• _Given data_
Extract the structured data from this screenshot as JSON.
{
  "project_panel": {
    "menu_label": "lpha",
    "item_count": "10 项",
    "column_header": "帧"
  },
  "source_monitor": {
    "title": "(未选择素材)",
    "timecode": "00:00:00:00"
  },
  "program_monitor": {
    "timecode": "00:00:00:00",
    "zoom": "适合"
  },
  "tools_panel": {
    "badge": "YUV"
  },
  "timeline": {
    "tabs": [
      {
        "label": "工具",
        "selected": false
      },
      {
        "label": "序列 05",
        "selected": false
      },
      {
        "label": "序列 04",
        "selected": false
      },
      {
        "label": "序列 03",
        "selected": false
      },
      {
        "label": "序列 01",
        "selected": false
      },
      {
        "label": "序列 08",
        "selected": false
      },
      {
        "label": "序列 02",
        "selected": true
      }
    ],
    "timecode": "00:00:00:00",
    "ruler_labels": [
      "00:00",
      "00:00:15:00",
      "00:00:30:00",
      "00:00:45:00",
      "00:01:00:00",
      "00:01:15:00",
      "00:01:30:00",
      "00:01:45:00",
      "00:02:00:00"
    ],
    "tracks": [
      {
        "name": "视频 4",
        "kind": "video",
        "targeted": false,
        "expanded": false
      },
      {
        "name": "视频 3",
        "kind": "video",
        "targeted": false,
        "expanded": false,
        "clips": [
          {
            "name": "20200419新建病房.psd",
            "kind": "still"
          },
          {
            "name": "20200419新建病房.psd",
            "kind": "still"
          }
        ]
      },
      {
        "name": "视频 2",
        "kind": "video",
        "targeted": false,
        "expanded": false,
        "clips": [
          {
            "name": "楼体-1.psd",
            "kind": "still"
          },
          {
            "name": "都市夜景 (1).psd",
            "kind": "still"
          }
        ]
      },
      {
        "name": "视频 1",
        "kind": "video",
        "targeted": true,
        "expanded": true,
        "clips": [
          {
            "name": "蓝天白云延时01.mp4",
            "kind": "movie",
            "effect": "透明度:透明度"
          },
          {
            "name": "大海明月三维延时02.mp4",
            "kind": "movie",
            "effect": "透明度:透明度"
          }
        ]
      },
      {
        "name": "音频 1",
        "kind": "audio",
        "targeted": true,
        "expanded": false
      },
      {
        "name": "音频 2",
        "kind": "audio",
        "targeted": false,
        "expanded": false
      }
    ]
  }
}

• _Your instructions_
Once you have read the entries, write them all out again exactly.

• _Answer to this problem_
Extract the structured data from this screenshot as JSON.
{
  "project_panel": {
    "menu_label": "lpha",
    "item_count": "10 项",
    "column_header": "帧"
  },
  "source_monitor": {
    "title": "(未选择素材)",
    "timecode": "00:00:00:00"
  },
  "program_monitor": {
    "timecode": "00:00:00:00",
    "zoom": "适合"
  },
  "tools_panel": {
    "badge": "YUV"
  },
  "timeline": {
    "tabs": [
      {
        "label": "工具",
        "selected": false
      },
      {
        "label": "序列 05",
        "selected": false
      },
      {
        "label": "序列 04",
        "selected": false
      },
      {
        "label": "序列 03",
        "selected": false
      },
      {
        "label": "序列 01",
        "selected": false
      },
      {
        "label": "序列 08",
        "selected": false
      },
      {
        "label": "序列 02",
        "selected": true
      }
    ],
    "timecode": "00:00:00:00",
    "ruler_labels": [
      "00:00",
      "00:00:15:00",
      "00:00:30:00",
      "00:00:45:00",
      "00:01:00:00",
      "00:01:15:00",
      "00:01:30:00",
      "00:01:45:00",
      "00:02:00:00"
    ],
    "tracks": [
      {
        "name": "视频 4",
        "kind": "video",
        "targeted": false,
        "expanded": false
      },
      {
        "name": "视频 3",
        "kind": "video",
        "targeted": false,
        "expanded": false,
        "clips": [
          {
            "name": "20200419新建病房.psd",
            "kind": "still"
          },
          {
            "name": "20200419新建病房.psd",
            "kind": "still"
          }
        ]
      },
      {
        "name": "视频 2",
        "kind": "video",
        "targeted": false,
        "expanded": false,
        "clips": [
          {
            "name": "楼体-1.psd",
            "kind": "still"
          },
          {
            "name": "都市夜景 (1).psd",
            "kind": "still"
          }
        ]
      },
      {
        "name": "视频 1",
        "kind": "video",
        "targeted": true,
        "expanded": true,
        "clips": [
          {
            "name": "蓝天白云延时01.mp4",
            "kind": "movie",
            "effect": "透明度:透明度"
          },
          {
            "name": "大海明月三维延时02.mp4",
            "kind": "movie",
            "effect": "透明度:透明度"
          }
        ]
      },
      {
        "name": "音频 1",
        "kind": "audio",
        "targeted": true,
        "expanded": false
      },
      {
        "name": "音频 2",
        "kind": "audio",
        "targeted": false,
        "expanded": false
      }
    ]
  }
}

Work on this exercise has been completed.